- Required action
Each line from the one with "Enumerate this screenshot's" through the final line of the entries below must be printed exactly, and the pictures must not be.

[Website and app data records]
────────

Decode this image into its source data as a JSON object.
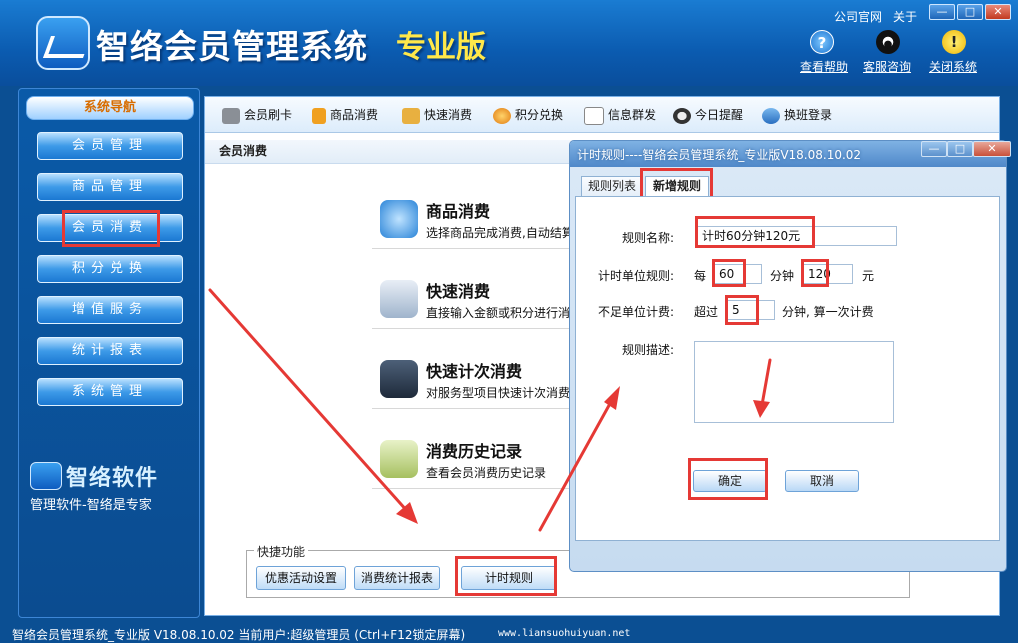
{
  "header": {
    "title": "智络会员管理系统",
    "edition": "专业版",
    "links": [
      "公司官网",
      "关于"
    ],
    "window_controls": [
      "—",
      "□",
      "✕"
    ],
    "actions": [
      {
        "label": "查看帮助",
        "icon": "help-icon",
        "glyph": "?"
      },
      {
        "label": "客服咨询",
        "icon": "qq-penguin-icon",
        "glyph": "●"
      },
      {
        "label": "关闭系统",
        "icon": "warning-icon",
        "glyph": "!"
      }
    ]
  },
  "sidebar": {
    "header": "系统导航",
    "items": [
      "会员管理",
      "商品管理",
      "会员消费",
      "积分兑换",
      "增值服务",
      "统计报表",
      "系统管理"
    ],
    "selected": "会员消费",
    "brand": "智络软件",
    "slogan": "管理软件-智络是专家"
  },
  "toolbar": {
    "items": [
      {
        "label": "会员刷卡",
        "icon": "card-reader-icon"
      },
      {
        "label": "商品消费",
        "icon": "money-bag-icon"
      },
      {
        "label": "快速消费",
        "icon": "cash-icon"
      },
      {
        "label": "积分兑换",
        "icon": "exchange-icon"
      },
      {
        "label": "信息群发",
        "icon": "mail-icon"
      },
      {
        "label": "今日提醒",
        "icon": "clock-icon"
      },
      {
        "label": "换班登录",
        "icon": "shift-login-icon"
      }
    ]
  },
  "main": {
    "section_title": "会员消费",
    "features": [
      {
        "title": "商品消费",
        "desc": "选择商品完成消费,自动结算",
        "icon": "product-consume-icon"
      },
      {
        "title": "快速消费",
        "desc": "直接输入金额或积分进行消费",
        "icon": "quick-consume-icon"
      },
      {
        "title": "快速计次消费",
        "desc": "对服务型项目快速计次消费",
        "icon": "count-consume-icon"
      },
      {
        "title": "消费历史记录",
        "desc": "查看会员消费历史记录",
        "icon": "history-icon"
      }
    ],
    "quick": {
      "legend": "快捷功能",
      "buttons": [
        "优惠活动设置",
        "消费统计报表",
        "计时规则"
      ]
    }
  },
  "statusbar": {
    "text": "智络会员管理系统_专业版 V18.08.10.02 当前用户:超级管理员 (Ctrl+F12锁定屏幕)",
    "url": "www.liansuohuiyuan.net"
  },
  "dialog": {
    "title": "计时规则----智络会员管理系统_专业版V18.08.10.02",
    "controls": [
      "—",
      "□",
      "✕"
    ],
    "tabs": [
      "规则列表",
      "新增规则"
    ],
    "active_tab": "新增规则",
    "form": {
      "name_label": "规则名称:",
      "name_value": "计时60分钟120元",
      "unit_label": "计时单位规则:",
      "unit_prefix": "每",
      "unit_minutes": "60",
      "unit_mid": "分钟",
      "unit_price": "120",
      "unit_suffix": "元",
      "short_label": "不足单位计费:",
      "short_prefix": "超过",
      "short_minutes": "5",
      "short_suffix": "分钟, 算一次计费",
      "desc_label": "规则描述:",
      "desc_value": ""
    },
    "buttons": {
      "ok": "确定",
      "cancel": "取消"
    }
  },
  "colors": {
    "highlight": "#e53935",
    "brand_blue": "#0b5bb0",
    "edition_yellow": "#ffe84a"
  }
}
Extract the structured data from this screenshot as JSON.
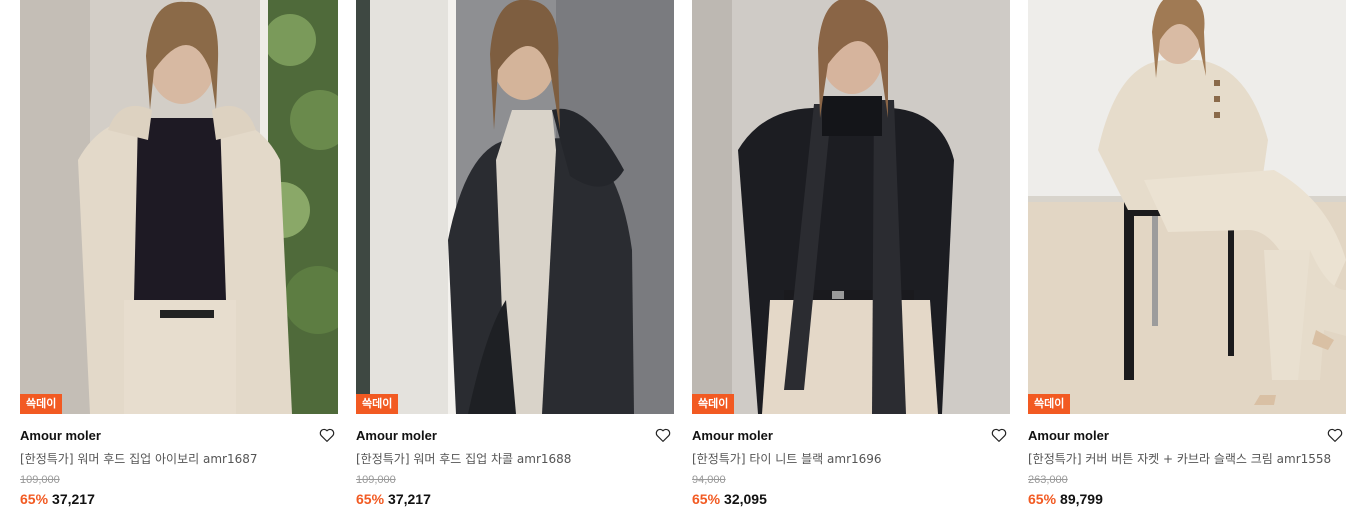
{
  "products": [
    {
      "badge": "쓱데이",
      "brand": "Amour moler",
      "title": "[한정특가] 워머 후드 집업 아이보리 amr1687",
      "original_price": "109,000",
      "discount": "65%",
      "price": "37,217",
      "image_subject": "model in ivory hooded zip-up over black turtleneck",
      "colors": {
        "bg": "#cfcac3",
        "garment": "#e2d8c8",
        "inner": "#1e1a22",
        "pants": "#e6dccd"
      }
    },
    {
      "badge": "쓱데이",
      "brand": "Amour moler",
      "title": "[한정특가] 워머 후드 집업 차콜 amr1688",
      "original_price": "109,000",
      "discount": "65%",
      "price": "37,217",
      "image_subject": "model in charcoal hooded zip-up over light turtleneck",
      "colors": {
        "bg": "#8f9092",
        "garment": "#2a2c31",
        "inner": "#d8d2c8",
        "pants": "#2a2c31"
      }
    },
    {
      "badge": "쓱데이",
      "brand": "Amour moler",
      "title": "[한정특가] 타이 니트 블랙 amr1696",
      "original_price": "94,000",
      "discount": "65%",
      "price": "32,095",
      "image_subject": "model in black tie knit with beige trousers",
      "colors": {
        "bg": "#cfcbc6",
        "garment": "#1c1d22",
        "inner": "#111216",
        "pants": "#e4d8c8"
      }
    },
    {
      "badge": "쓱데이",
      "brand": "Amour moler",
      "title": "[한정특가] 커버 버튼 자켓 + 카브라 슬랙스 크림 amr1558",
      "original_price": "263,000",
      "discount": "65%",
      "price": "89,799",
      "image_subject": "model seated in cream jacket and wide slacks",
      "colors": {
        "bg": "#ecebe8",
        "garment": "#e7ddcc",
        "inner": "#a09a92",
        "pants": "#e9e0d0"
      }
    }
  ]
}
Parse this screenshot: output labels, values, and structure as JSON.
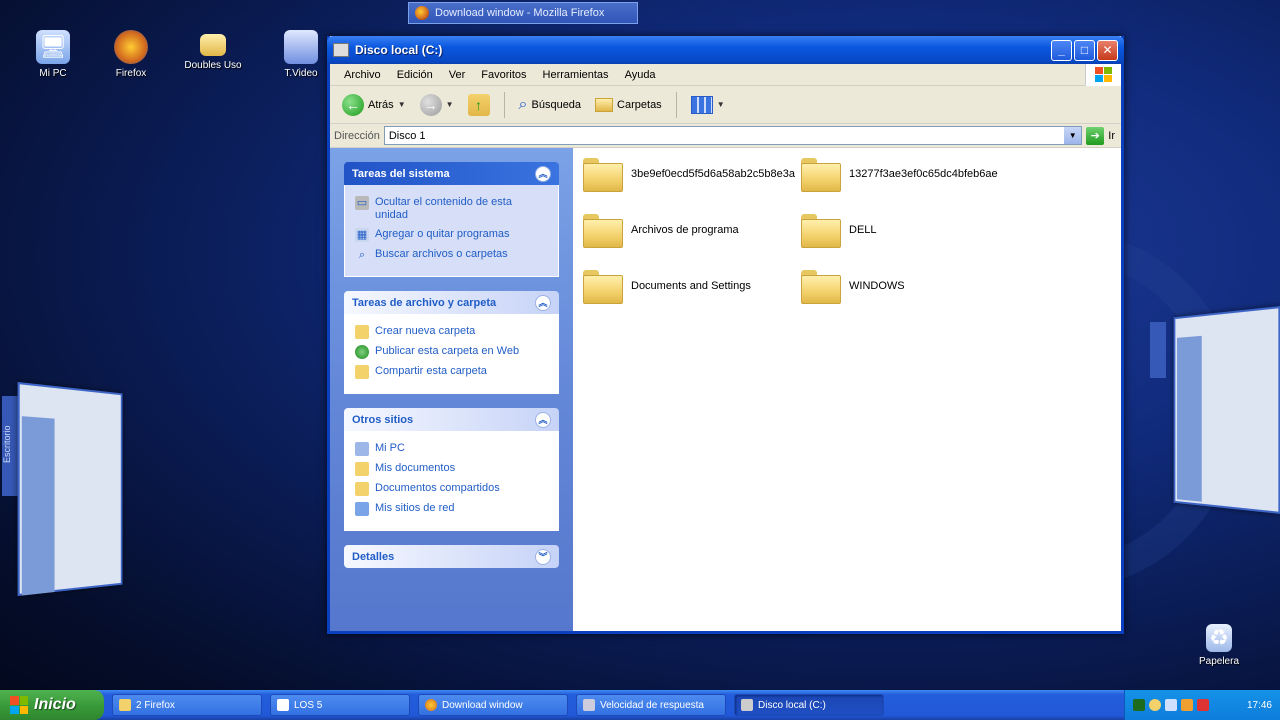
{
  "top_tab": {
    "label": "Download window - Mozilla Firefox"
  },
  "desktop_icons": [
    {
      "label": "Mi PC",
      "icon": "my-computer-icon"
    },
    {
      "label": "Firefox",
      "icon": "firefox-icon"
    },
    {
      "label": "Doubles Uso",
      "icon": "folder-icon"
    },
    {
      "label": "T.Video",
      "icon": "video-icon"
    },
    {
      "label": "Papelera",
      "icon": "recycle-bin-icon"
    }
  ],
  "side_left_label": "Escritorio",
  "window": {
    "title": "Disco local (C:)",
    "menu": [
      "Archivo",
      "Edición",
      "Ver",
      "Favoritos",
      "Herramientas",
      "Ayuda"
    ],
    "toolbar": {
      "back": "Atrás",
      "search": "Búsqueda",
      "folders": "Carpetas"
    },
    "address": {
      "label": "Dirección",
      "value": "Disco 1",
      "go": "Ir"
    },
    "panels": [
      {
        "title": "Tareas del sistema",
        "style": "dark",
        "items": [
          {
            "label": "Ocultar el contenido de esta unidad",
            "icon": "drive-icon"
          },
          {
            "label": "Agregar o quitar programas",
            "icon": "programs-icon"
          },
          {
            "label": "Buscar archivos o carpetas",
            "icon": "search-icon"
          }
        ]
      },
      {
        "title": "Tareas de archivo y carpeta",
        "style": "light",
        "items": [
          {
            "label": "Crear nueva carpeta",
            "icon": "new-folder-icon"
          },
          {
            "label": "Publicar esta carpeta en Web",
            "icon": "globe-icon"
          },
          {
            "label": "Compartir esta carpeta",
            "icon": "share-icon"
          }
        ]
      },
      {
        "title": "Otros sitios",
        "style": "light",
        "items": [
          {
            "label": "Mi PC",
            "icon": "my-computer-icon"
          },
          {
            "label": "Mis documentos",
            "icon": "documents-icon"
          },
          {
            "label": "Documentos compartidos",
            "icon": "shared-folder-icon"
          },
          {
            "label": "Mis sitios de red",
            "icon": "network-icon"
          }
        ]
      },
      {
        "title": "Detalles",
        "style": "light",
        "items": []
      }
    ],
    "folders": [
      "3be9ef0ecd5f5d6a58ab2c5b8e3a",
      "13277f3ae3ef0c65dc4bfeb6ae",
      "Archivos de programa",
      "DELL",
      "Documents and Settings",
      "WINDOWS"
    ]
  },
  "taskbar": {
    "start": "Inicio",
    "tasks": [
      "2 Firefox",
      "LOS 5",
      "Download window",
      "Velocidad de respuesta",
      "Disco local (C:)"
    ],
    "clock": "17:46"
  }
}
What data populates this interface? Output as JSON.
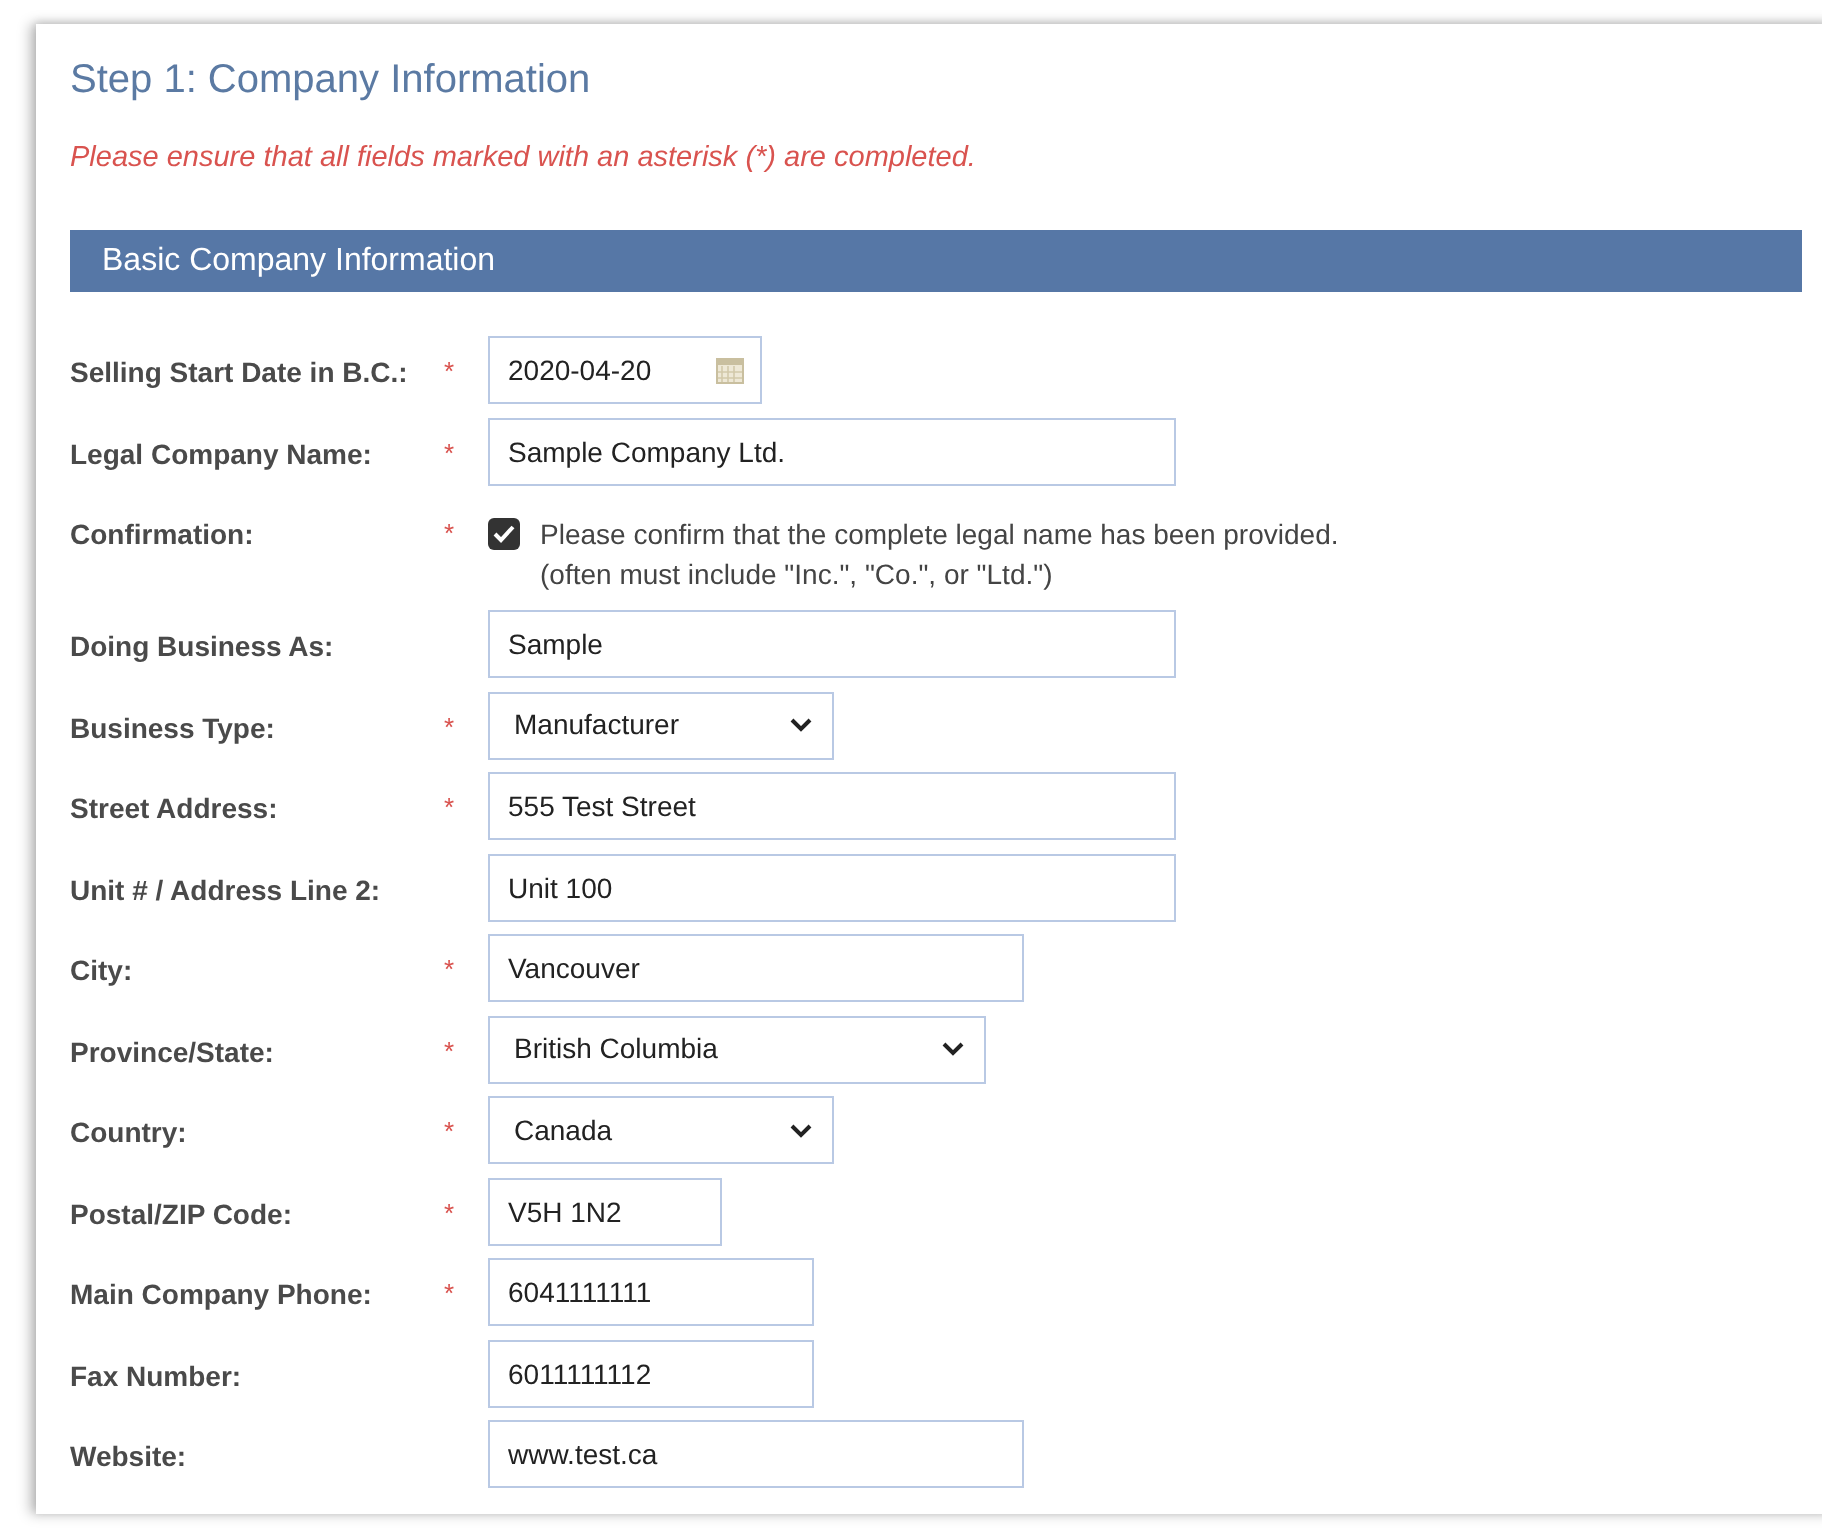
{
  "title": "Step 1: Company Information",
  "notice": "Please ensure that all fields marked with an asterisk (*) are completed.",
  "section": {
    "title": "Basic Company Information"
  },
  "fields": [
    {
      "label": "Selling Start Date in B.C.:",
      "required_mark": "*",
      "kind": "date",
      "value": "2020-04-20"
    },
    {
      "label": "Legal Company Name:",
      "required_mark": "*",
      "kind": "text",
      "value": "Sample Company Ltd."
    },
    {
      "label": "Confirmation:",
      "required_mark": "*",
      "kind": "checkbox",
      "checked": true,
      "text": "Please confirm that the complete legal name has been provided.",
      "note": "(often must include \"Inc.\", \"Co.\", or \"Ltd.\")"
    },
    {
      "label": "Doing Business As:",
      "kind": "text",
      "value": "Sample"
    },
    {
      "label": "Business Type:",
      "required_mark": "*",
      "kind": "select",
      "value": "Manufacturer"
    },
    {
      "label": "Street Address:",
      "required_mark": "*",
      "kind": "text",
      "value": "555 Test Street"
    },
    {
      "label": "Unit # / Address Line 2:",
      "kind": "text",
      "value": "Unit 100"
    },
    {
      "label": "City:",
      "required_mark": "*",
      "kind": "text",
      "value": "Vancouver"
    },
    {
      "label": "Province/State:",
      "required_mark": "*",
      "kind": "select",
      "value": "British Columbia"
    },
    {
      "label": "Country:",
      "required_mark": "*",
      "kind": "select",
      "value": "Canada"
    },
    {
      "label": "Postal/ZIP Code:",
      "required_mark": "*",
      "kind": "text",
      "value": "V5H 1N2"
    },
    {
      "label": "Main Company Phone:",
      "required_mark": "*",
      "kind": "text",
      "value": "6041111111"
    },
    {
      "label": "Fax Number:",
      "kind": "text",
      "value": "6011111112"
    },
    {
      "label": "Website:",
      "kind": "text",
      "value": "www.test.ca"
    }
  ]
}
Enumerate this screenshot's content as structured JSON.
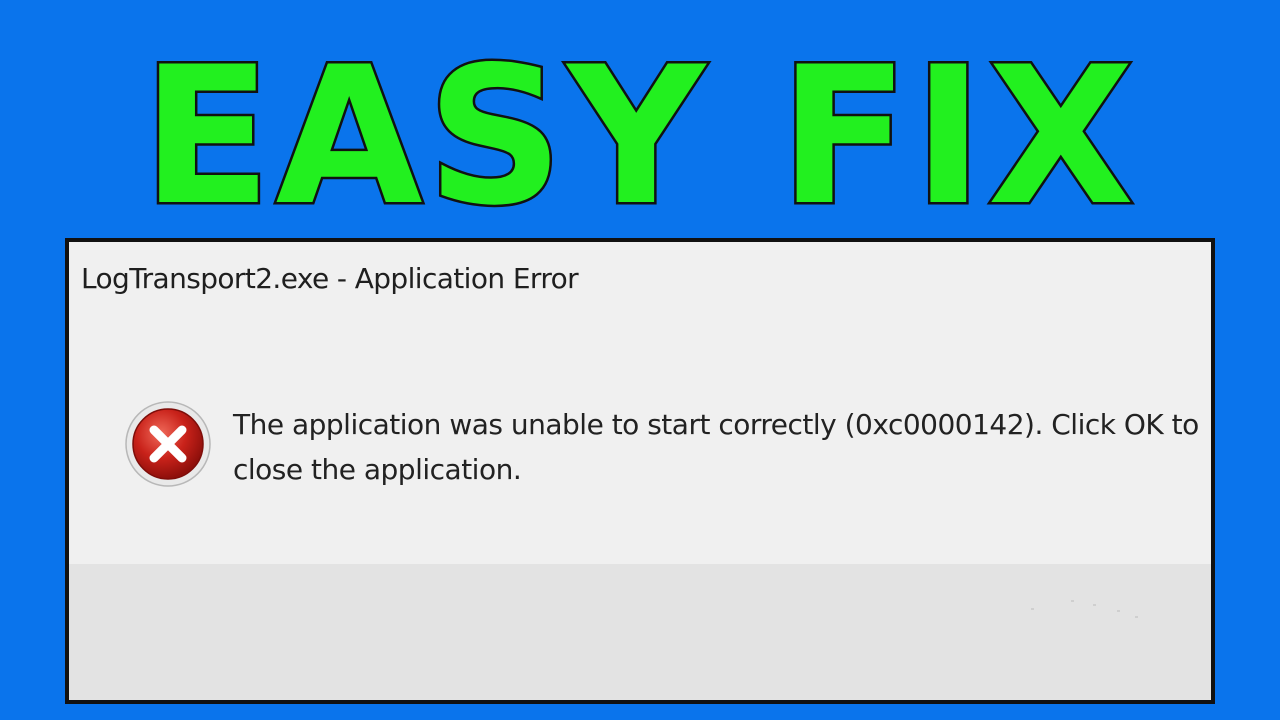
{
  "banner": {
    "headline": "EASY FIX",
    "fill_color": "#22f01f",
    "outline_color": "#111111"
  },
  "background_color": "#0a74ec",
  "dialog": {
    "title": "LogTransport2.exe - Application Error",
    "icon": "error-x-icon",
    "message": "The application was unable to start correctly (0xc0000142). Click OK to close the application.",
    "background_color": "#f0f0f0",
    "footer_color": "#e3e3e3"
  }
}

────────

- Task answer
Enumerate this screenshot's content as structured JSON.
{
  "banner": {
    "headline": "EASY FIX",
    "fill_color": "#22f01f",
    "outline_color": "#111111"
  },
  "background_color": "#0a74ec",
  "dialog": {
    "title": "LogTransport2.exe - Application Error",
    "icon": "error-x-icon",
    "message": "The application was unable to start correctly (0xc0000142). Click OK to close the application.",
    "background_color": "#f0f0f0",
    "footer_color": "#e3e3e3"
  }
}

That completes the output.